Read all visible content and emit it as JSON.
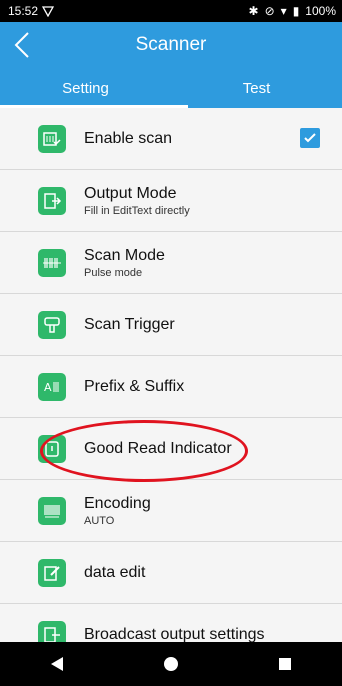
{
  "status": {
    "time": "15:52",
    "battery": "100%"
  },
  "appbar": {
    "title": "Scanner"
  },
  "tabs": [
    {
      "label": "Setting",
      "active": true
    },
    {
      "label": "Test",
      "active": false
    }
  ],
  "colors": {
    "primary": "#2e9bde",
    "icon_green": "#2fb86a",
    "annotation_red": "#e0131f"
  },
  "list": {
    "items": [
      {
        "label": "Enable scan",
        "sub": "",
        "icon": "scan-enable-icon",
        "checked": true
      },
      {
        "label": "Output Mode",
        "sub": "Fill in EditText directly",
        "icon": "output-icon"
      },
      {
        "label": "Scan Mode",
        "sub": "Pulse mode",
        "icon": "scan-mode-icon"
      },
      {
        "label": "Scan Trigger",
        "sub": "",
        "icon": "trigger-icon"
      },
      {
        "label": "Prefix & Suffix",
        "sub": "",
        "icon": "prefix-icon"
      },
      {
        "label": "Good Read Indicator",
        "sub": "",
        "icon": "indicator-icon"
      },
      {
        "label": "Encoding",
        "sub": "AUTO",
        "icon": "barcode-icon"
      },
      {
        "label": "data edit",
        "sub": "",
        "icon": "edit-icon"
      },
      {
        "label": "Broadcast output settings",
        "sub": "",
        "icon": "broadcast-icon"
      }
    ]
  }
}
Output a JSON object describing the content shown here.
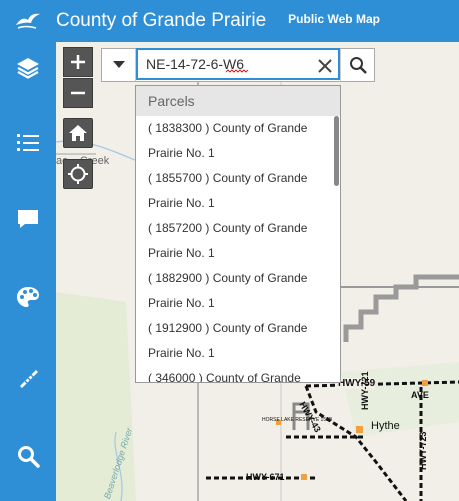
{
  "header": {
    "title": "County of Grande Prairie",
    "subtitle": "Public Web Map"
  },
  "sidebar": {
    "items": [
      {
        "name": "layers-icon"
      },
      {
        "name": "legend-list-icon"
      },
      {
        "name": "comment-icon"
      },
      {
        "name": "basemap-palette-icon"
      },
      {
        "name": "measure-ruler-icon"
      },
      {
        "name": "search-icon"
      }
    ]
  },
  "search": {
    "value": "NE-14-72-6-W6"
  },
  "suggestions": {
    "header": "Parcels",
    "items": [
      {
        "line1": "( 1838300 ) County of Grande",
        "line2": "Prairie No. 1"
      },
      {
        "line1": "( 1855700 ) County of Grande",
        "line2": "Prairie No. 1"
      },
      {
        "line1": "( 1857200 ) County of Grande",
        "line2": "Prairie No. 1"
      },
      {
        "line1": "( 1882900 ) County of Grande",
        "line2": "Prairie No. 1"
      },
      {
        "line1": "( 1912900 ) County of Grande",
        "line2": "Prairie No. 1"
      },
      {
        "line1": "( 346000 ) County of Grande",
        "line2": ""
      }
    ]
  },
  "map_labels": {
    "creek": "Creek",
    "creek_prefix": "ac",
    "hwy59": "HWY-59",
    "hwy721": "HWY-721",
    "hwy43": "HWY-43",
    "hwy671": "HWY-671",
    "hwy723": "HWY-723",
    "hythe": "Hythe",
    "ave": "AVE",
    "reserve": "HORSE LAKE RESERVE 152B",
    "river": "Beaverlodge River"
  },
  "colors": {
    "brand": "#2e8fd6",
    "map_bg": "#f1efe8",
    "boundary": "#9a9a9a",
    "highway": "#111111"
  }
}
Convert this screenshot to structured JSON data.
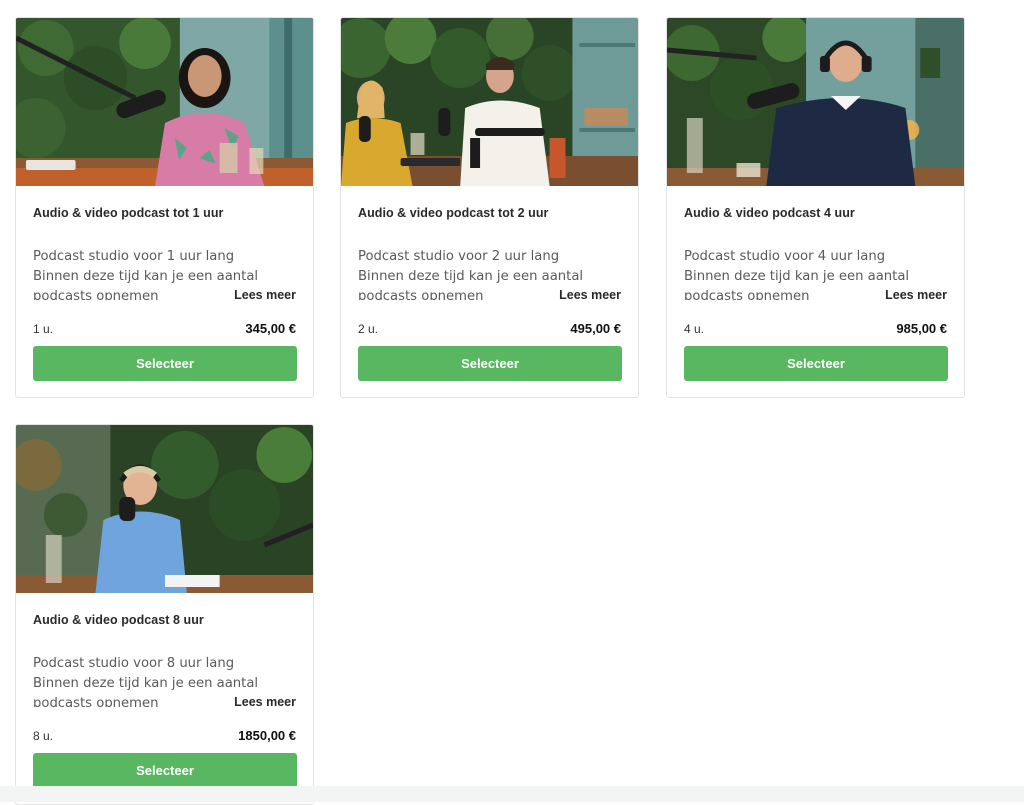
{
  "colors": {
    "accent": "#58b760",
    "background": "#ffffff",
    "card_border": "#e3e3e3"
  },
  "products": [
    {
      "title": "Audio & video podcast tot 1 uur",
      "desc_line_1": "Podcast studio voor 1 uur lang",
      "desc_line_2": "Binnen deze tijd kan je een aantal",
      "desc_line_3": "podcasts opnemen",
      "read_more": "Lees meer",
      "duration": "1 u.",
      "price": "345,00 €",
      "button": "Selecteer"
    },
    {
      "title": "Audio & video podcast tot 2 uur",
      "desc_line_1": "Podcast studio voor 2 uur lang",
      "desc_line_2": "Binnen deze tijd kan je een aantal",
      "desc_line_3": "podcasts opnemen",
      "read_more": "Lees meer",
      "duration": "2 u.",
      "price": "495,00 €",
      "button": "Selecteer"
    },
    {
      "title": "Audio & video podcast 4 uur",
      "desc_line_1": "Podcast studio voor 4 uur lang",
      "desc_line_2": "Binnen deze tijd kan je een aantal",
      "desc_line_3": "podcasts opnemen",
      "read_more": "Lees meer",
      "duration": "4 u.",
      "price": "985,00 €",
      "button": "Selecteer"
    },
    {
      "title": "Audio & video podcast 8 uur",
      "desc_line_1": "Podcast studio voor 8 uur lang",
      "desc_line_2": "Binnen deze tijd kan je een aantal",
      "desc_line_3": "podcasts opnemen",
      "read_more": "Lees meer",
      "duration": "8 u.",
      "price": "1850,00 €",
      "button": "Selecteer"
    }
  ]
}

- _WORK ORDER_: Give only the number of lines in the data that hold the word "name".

- _COMPLETED EXERCISE_: 6